Federal health officials today continued to warn against vaping — especially with products containing THC — and said that, as of October 1, the number of confirmed and probable cases of lung injury associated with e-cigarettes and vaping products has climbed to 1080 in 48 states and the US Virgin Islands. There have been 18 deaths.
The number of cases continues to rise at a "brisk pace," Anne Schuchat, MD, principal deputy director of the Centers for Disease Control and Prevention (CDC) said during a media briefing.
"The increase of 275 cases since last week is a combination of new patients becoming ill in the past 2 weeks and recent reporting of previously-identified patients," she noted.
This is a "very concerning outbreak" with no sign of letting up, said Schuchat.
About 70% of patients are male, about 80% of the patients are younger than age 35 years, and 16% are younger than age 18. The median age of patients is 23 years, ranging from age 13 to 75 years.
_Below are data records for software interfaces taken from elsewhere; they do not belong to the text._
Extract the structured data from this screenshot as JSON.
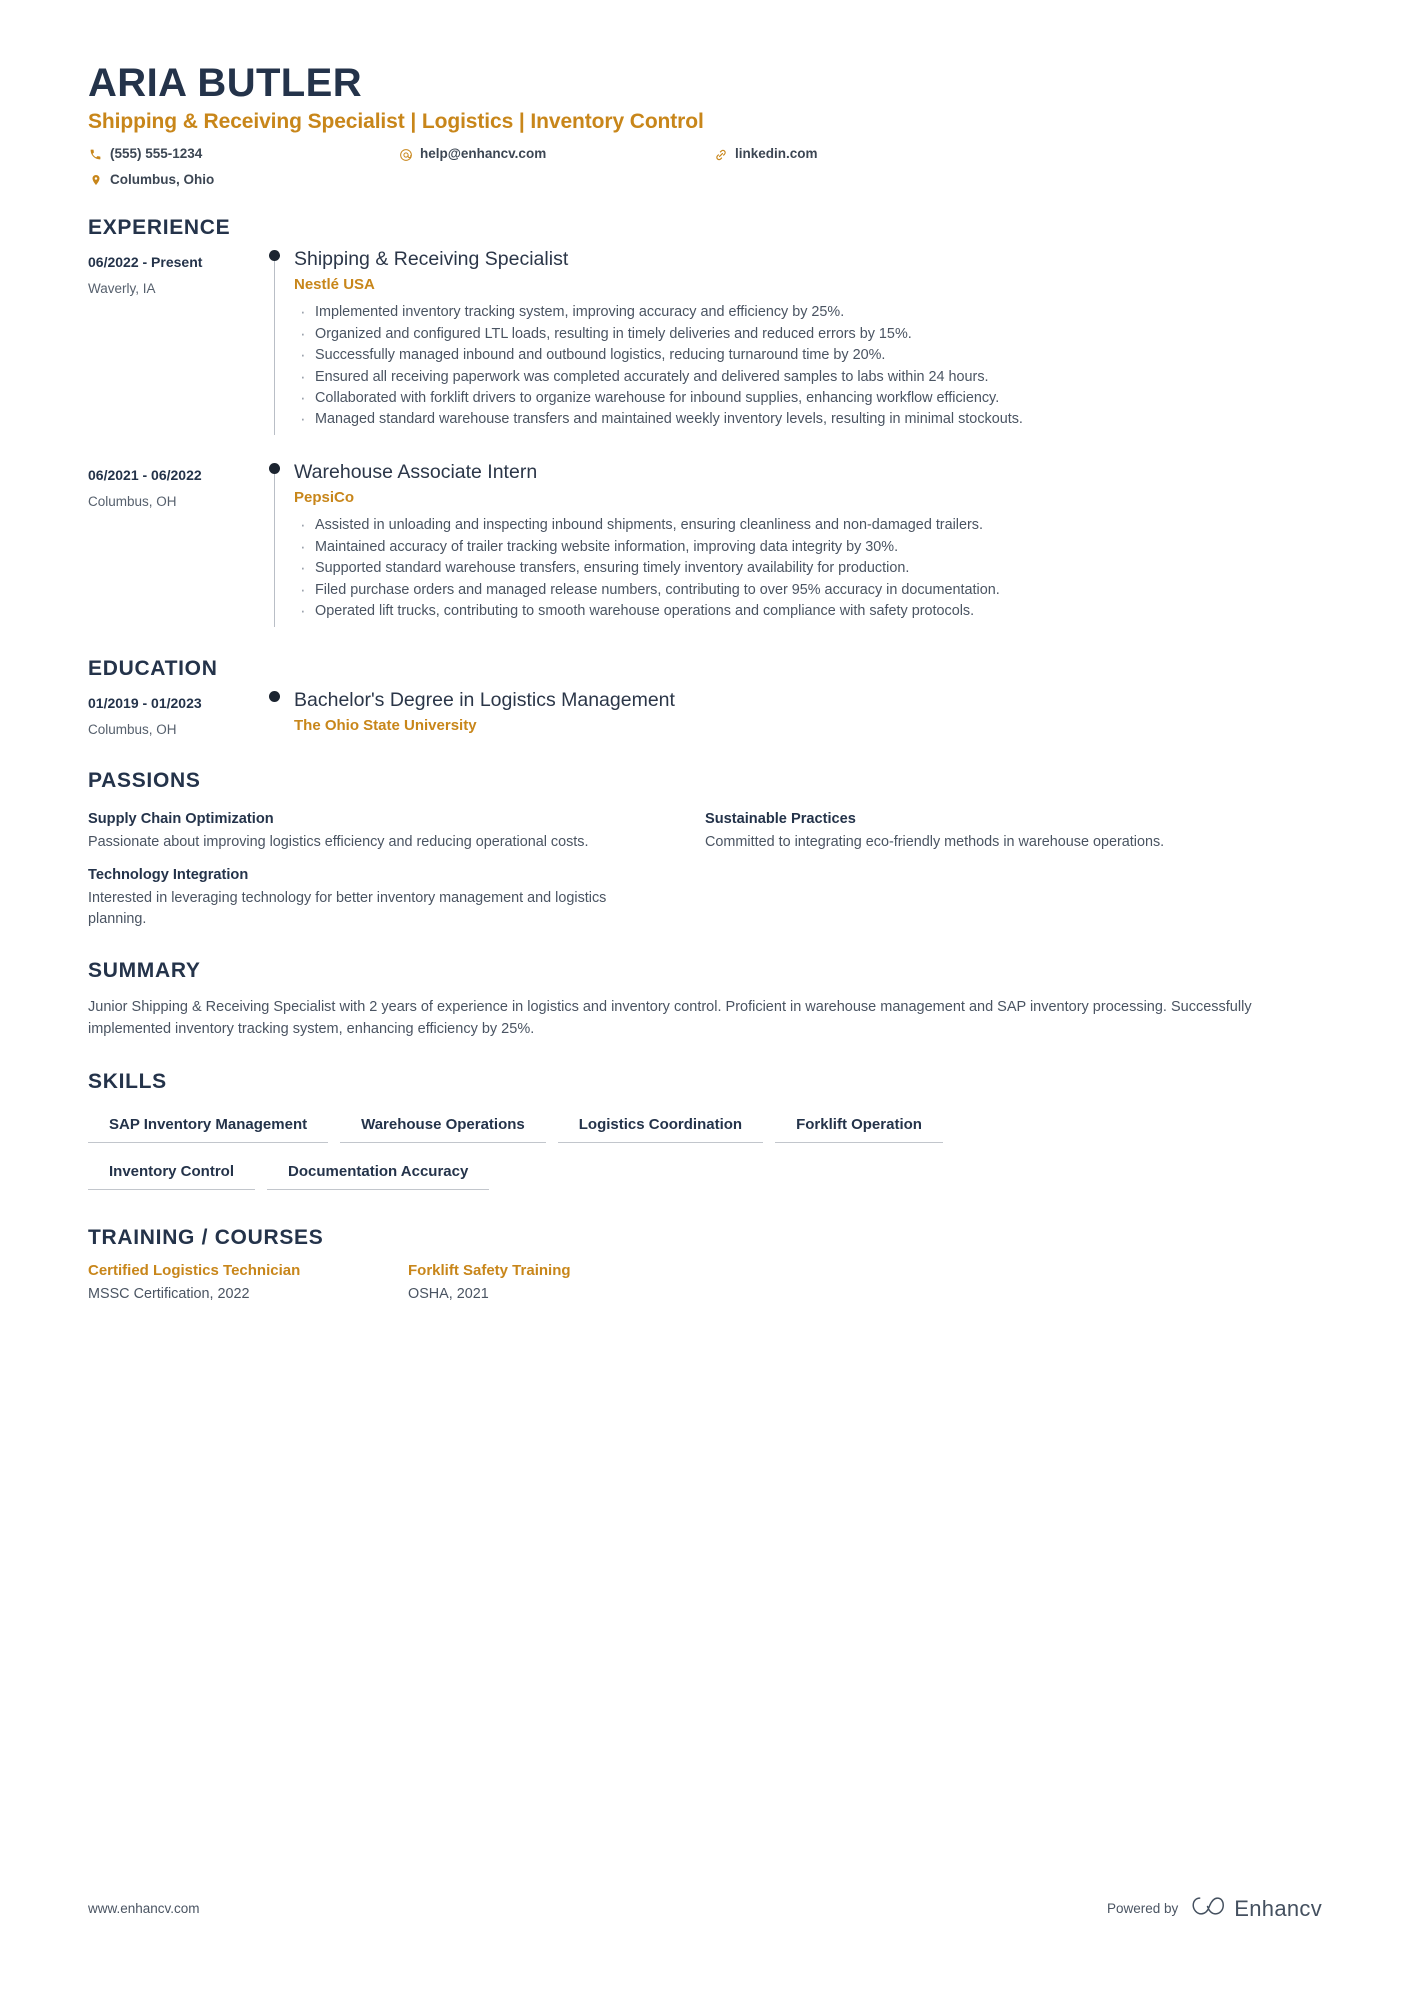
{
  "header": {
    "name": "ARIA BUTLER",
    "headline": "Shipping & Receiving Specialist | Logistics | Inventory Control",
    "contacts": [
      {
        "icon": "phone-icon",
        "text": "(555) 555-1234"
      },
      {
        "icon": "email-icon",
        "text": "help@enhancv.com"
      },
      {
        "icon": "link-icon",
        "text": "linkedin.com"
      },
      {
        "icon": "location-icon",
        "text": "Columbus, Ohio"
      }
    ]
  },
  "sections": {
    "experience_title": "EXPERIENCE",
    "education_title": "EDUCATION",
    "passions_title": "PASSIONS",
    "summary_title": "SUMMARY",
    "skills_title": "SKILLS",
    "training_title": "TRAINING / COURSES"
  },
  "experience": [
    {
      "date": "06/2022 - Present",
      "location": "Waverly, IA",
      "title": "Shipping & Receiving Specialist",
      "org": "Nestlé USA",
      "bullets": [
        "Implemented inventory tracking system, improving accuracy and efficiency by 25%.",
        "Organized and configured LTL loads, resulting in timely deliveries and reduced errors by 15%.",
        "Successfully managed inbound and outbound logistics, reducing turnaround time by 20%.",
        "Ensured all receiving paperwork was completed accurately and delivered samples to labs within 24 hours.",
        "Collaborated with forklift drivers to organize warehouse for inbound supplies, enhancing workflow efficiency.",
        "Managed standard warehouse transfers and maintained weekly inventory levels, resulting in minimal stockouts."
      ]
    },
    {
      "date": "06/2021 - 06/2022",
      "location": "Columbus, OH",
      "title": "Warehouse Associate Intern",
      "org": "PepsiCo",
      "bullets": [
        "Assisted in unloading and inspecting inbound shipments, ensuring cleanliness and non-damaged trailers.",
        "Maintained accuracy of trailer tracking website information, improving data integrity by 30%.",
        "Supported standard warehouse transfers, ensuring timely inventory availability for production.",
        "Filed purchase orders and managed release numbers, contributing to over 95% accuracy in documentation.",
        "Operated lift trucks, contributing to smooth warehouse operations and compliance with safety protocols."
      ]
    }
  ],
  "education": [
    {
      "date": "01/2019 - 01/2023",
      "location": "Columbus, OH",
      "title": "Bachelor's Degree in Logistics Management",
      "org": "The Ohio State University"
    }
  ],
  "passions": [
    {
      "title": "Supply Chain Optimization",
      "text": "Passionate about improving logistics efficiency and reducing operational costs."
    },
    {
      "title": "Sustainable Practices",
      "text": "Committed to integrating eco-friendly methods in warehouse operations."
    },
    {
      "title": "Technology Integration",
      "text": "Interested in leveraging technology for better inventory management and logistics planning."
    }
  ],
  "summary": {
    "text": "Junior Shipping & Receiving Specialist with 2 years of experience in logistics and inventory control. Proficient in warehouse management and SAP inventory processing. Successfully implemented inventory tracking system, enhancing efficiency by 25%."
  },
  "skills": [
    "SAP Inventory Management",
    "Warehouse Operations",
    "Logistics Coordination",
    "Forklift Operation",
    "Inventory Control",
    "Documentation Accuracy"
  ],
  "training": [
    {
      "title": "Certified Logistics Technician",
      "sub": "MSSC Certification, 2022"
    },
    {
      "title": "Forklift Safety Training",
      "sub": "OSHA, 2021"
    }
  ],
  "footer": {
    "url": "www.enhancv.com",
    "powered_by": "Powered by",
    "brand": "Enhancv"
  },
  "colors": {
    "accent": "#c8861a",
    "heading": "#24334a",
    "body": "#4a5462"
  }
}
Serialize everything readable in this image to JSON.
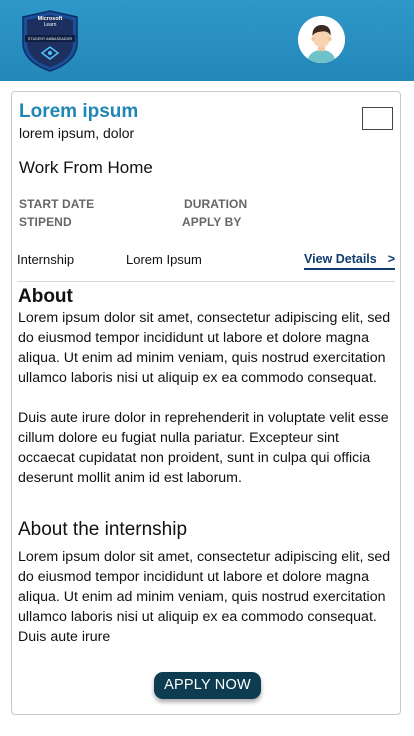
{
  "header": {
    "logo": {
      "line1": "Microsoft",
      "line2": "Learn",
      "line3": "STUDENT AMBASSADOR",
      "icon": "microsoft-learn-student-ambassador-badge"
    },
    "avatar_icon": "user-avatar-icon"
  },
  "job": {
    "title": "Lorem ipsum",
    "company": "lorem ipsum, dolor",
    "location": "Work From Home",
    "labels": {
      "start_date": "START DATE",
      "duration": "DURATION",
      "stipend": "STIPEND",
      "apply_by": "APPLY BY"
    },
    "type": "Internship",
    "type_value": "Lorem Ipsum",
    "view_details": "View Details",
    "view_details_chevron": ">"
  },
  "about": {
    "heading": "About",
    "para1": "Lorem ipsum dolor sit amet, consectetur adipiscing elit, sed do eiusmod tempor incididunt ut labore et dolore magna aliqua. Ut enim ad minim veniam, quis nostrud exercitation ullamco laboris nisi ut aliquip ex ea commodo consequat.",
    "para2": "Duis aute irure dolor in reprehenderit in voluptate velit esse cillum dolore eu fugiat nulla pariatur. Excepteur sint occaecat cupidatat non proident, sunt in culpa qui officia deserunt mollit anim id est laborum."
  },
  "internship": {
    "heading": "About the internship",
    "para": "Lorem ipsum dolor sit amet, consectetur adipiscing elit, sed do eiusmod tempor incididunt ut labore et dolore magna aliqua. Ut enim ad minim veniam, quis nostrud exercitation ullamco laboris nisi ut aliquip ex ea commodo consequat. Duis aute irure"
  },
  "apply_button": "APPLY NOW",
  "colors": {
    "header_bg": "#2387b9",
    "title": "#1f86b5",
    "link": "#0f3c6e",
    "apply_bg": "#0d3b4f"
  }
}
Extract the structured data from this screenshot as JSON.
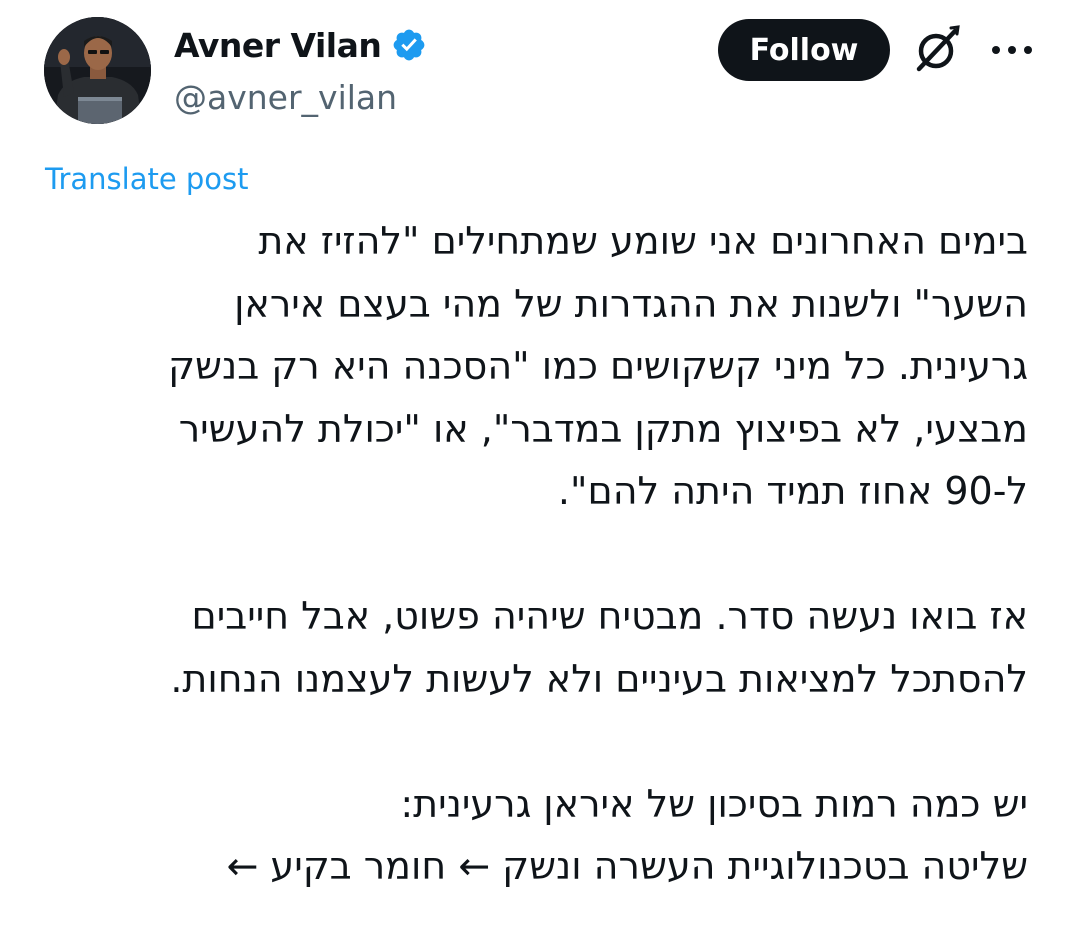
{
  "author": {
    "display_name": "Avner Vilan",
    "handle": "@avner_vilan",
    "verified_icon": "verified-badge-icon",
    "avatar": "avatar"
  },
  "actions": {
    "follow_label": "Follow",
    "grok_icon": "grok-icon",
    "more_icon": "more-icon"
  },
  "translate_label": "Translate post",
  "post": {
    "paragraph1": [
      "בימים האחרונים אני שומע שמתחילים \"להזיז את",
      "השער\" ולשנות את ההגדרות של מהי בעצם איראן",
      "גרעינית. כל מיני קשקושים כמו \"הסכנה היא רק בנשק",
      "מבצעי, לא בפיצוץ מתקן במדבר\", או \"יכולת להעשיר",
      "ל-90 אחוז תמיד היתה להם\"."
    ],
    "paragraph2": [
      "אז בואו נעשה סדר. מבטיח שיהיה פשוט, אבל חייבים",
      "להסתכל למציאות בעיניים ולא לעשות לעצמנו הנחות."
    ],
    "paragraph3": [
      "יש כמה רמות בסיכון של איראן גרעינית:",
      "שליטה בטכנולוגיית העשרה ונשק ← חומר בקיע ←"
    ]
  },
  "colors": {
    "accent": "#1d9bf0",
    "text": "#0f1419",
    "secondary": "#536471",
    "follow_bg": "#0f1419"
  }
}
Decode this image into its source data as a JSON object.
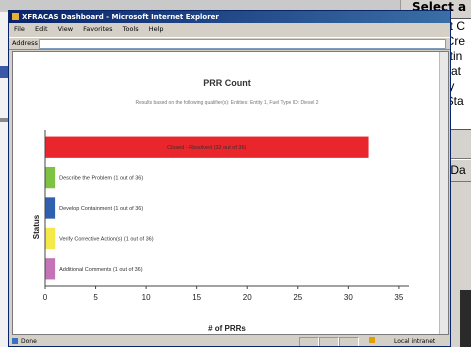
{
  "background_panel": {
    "title": "Select a",
    "list_items": [
      "Report C",
      "PRR Cre",
      "Reportin",
      "Part Cat",
      "Priority",
      "PRR Sta"
    ],
    "button_label": "Show Da"
  },
  "browser": {
    "title": "XFRACAS Dashboard - Microsoft Internet Explorer",
    "menu": [
      "File",
      "Edit",
      "View",
      "Favorites",
      "Tools",
      "Help"
    ],
    "address_label": "Address",
    "status_text": "Done",
    "zone_text": "Local intranet"
  },
  "chart_data": {
    "type": "bar",
    "orientation": "horizontal",
    "title": "PRR Count",
    "subtitle": "Results based on the following qualifier(s): Entities: Entity 1, Fuel Type ID: Diesel 2",
    "xlabel": "# of PRRs",
    "ylabel": "Status",
    "xlim": [
      0,
      36
    ],
    "xticks": [
      0,
      5,
      10,
      15,
      20,
      25,
      30,
      35
    ],
    "categories": [
      "Closed - Resolved",
      "Describe the Problem",
      "Develop Containment",
      "Verify Corrective Action(s)",
      "Additional Comments"
    ],
    "values": [
      32,
      1,
      1,
      1,
      1
    ],
    "bar_labels": [
      "Closed - Resolved (32 out of 36)",
      "Describe the Problem (1 out of 36)",
      "Develop Containment (1 out of 36)",
      "Verify Corrective Action(s) (1 out of 36)",
      "Additional Comments (1 out of 36)"
    ],
    "colors": [
      "#e8262b",
      "#7dc242",
      "#2f5fae",
      "#f5e94a",
      "#c373b6"
    ],
    "grid": false
  }
}
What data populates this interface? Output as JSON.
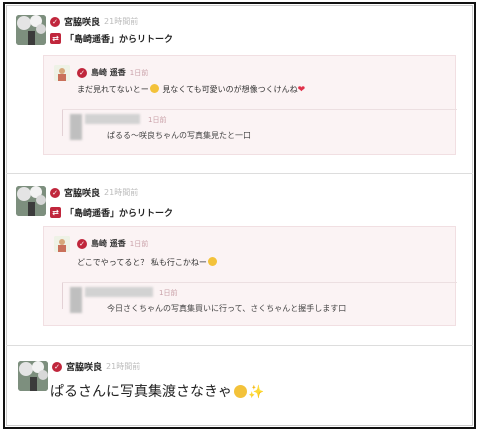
{
  "post1": {
    "author": "宮脇咲良",
    "time": "21時間前",
    "retalk": "「島崎遥香」からリトーク",
    "quote": {
      "author": "島崎 遥香",
      "time": "1日前",
      "text": "まだ見れてないとー",
      "text_after": "見なくても可愛いのが想像つくけんね",
      "nested_time": "1日前",
      "nested_text": "ぱるる〜咲良ちゃんの写真集見たと一口"
    }
  },
  "post2": {
    "author": "宮脇咲良",
    "time": "21時間前",
    "retalk": "「島崎遥香」からリトーク",
    "quote": {
      "author": "島崎 遥香",
      "time": "1日前",
      "text": "どこでやってると？ 私も行こかねー",
      "nested_time": "1日前",
      "nested_text": "今日さくちゃんの写真集買いに行って、さくちゃんと握手します口"
    }
  },
  "post3": {
    "author": "宮脇咲良",
    "time": "21時間前",
    "text": "ぱるさんに写真集渡さなきゃ"
  },
  "colors": {
    "accent": "#c0263c",
    "quote_bg": "#fbf3f4",
    "muted": "#bbbbbb"
  },
  "icons": [
    "verified-badge-icon",
    "retalk-icon",
    "smiley-emoji-icon",
    "heart-emoji-icon",
    "sparkles-emoji-icon"
  ]
}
The 18 confirmed deaths have occurred in 15 states and additional deaths are under investigation, said Schuchat. The median age of patients who have died is 50 years (range, 27 to 71 years).
Refrain From Vaping
All reported patients have a history of using e-cigarette or vaping products. However, no consistent e-cigarette or vaping product, substance, additive, or brand has been identified in all cases, Schuchat said. Nor has any one product or substance been conclusively linked to lung injury.
Judy McMeekin, PharmD, deputy associate commissioner for regulatory affairs at the US Food and Drug Administration (FDA), said the agency is leaving "no stone unturned" in its investigation of what exactly is behind the vaping-associated lung injury.
The FDA is now testing 440 vaping product samples from patients in 18 states who became sick after vaping — and that number continues to increase.
Among 578 patients with information on substances used in e-cigarette or vaping products in the 90 days prior to symptom onset, about 78% reported using THC-containing products, with or without nicotine-containing products; 37% reported exclusive use of THC-containing products; and 17% reported exclusive use of nicotine-containing products. These percentages are consistent with previous reports, Schuchat said.
The CDC continues to recommend that all people should refrain from using e-cigarettes, especially those with THC.
"The increasing number of lung injury cases we see associated with e-cigarette use, or vaping, is deeply concerning," CDC Director Robert Redfield, MD, said in a statement.
"Unfortunately, this may be the tip of the iceberg when it comes to the escalating health threat this outbreak poses to the American public, particularly youth and young adults. CDC will continue to work with FDA and state health partners to investigate the cause, or causes, of this outbreak and to bring an end to these lung injuries," said Redfield.
Medscape Medical News © 2019
Cite this: Feds Still Urge Caution About Vaping as Lung Injury Cases Top 1000 - Medscape - Oct 03, 2019.